Here in Georgia, we start school early in August for some reason I am unable to fathom. It is cooler in Georgia in June than in August, so it stands to reason that we would be better served in terms of cooling/electricity costs if we started in September and went through later in June. However, no one asked me. I don’t think it would overlap with college semesters, which was the ostensible reason given for starting in August.
At any rate, my own three children started back last Monday, and my students will start on this coming Monday. My eldest is in 8th grade, my middle one is in 1st grade, and my baby started pre-K. The eldest is happy to be the big cheese in middle school. I asked her language arts teacher which books they might read (because I’m nosy), but she hasn’t definitely decided yet. My middle one’s teacher is on maternity leave, which is tough for transition, but there’s not much to be done, I suppose. My youngest is in a great special needs pre-K class — five students — with an amazing teacher who already has my undying gratitude and loyalty.
Which leads me to a question I wanted to ask you all. What does it for you with your own kids’ teacher(s)? What I mean is, as teachers yourselves, what do you look for or notice that makes the difference for you between a good teacher or a great one? Given what you know about teaching, what does your own child’s teacher have to do to make you sit up and take notice?
I realize my son’s teacher (as a special ed teacher) simply has to go the extra mile because the nature of working with special needs students requires it. She has shared photos with us on Snapfish (I cannot link to her photos, nor would I if I could due to privacy concerns), created journals so we can share information back and forth, and responded promptly to e-mails, but more than that, she did little things to make me feel comfortable leaving my son in her hands. She gave him a picture of herself before school started so he could get used to her face. She gave me an exact copy of their schedule so I can see what he’s doing during the day. She is arranging parent night around all our schedules because we have kids in other schools (his school is not our “home” school because our home school cannot accommodate a special needs pre-K class). You just can’t imagine how scary it is to send a child like my son to school for the first time unless you’ve had to do it, and it’s been an amazing experience.
So what about you?

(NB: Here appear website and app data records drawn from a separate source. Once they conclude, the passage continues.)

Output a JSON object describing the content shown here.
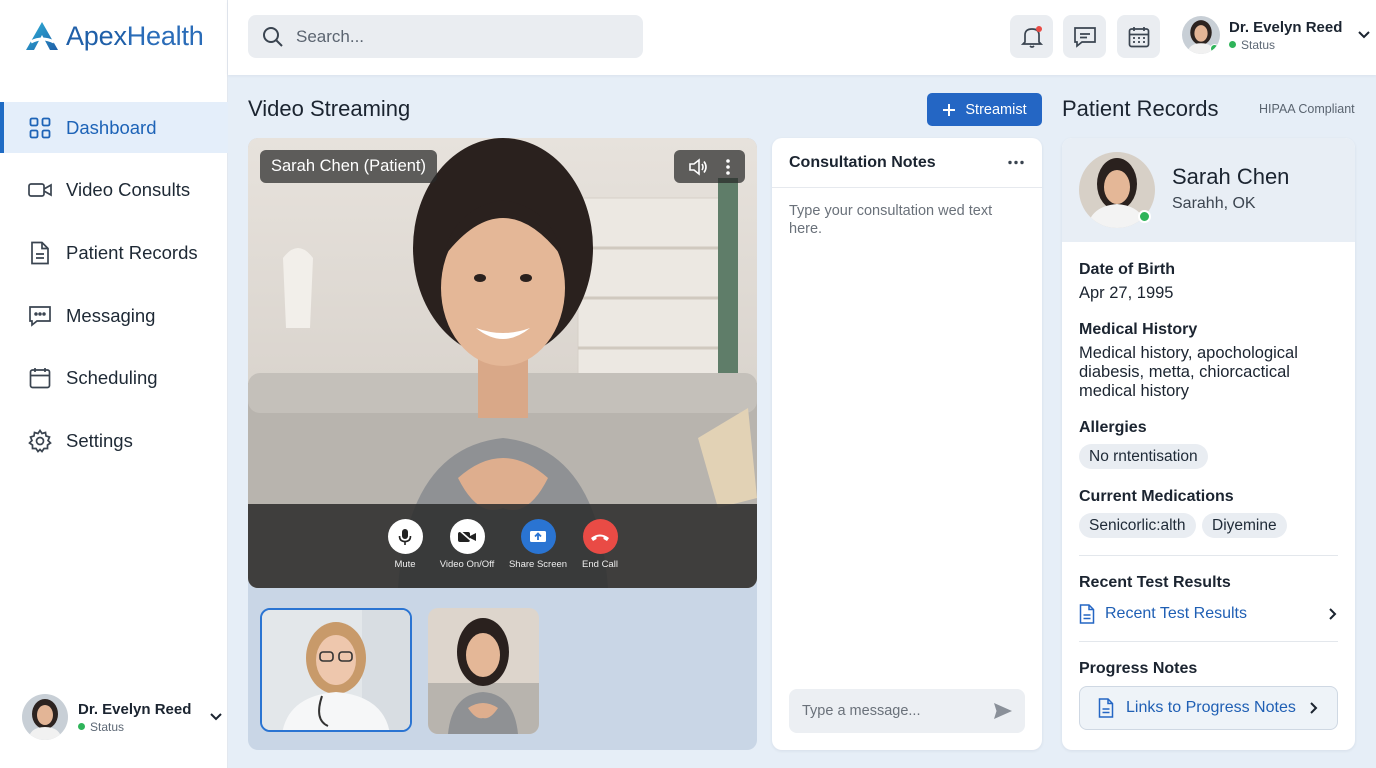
{
  "app": {
    "name": "ApexHealth",
    "name_part1": "Apex",
    "name_part2": "Health"
  },
  "sidebar": {
    "items": [
      {
        "label": "Dashboard",
        "icon": "grid-icon",
        "active": true
      },
      {
        "label": "Video Consults",
        "icon": "video-camera-icon"
      },
      {
        "label": "Patient Records",
        "icon": "document-icon"
      },
      {
        "label": "Messaging",
        "icon": "chat-icon"
      },
      {
        "label": "Scheduling",
        "icon": "calendar-icon"
      },
      {
        "label": "Settings",
        "icon": "gear-icon"
      }
    ],
    "user": {
      "name": "Dr. Evelyn Reed",
      "status": "Status"
    }
  },
  "topbar": {
    "search_placeholder": "Search...",
    "user": {
      "name": "Dr. Evelyn Reed",
      "status": "Status"
    }
  },
  "video": {
    "heading": "Video Streaming",
    "stream_button": "Streamist",
    "participant_label": "Sarah Chen (Patient)",
    "controls": {
      "mute": "Mute",
      "video": "Video On/Off",
      "share": "Share Screen",
      "end": "End Call"
    }
  },
  "notes": {
    "title": "Consultation Notes",
    "body": "Type your consultation wed text here.",
    "message_placeholder": "Type a message..."
  },
  "records": {
    "heading": "Patient Records",
    "compliance": "HIPAA Compliant",
    "patient": {
      "name": "Sarah Chen",
      "location": "Sarahh, OK"
    },
    "dob_label": "Date of Birth",
    "dob": "Apr 27, 1995",
    "history_label": "Medical History",
    "history": "Medical history, apochological diabesis, metta, chiorcactical medical history",
    "allergies_label": "Allergies",
    "allergies": [
      "No rntentisation"
    ],
    "meds_label": "Current Medications",
    "meds": [
      "Senicorlic:alth",
      "Diyemine"
    ],
    "tests_label": "Recent Test Results",
    "tests_link": "Recent Test Results",
    "progress_label": "Progress Notes",
    "progress_link": "Links to Progress Notes"
  },
  "colors": {
    "accent": "#2466c4",
    "end_call": "#e94b45",
    "online": "#2fb45a"
  }
}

What can a teacher do for your children that wows you? And what do you plan to do to wow the parents of your own students?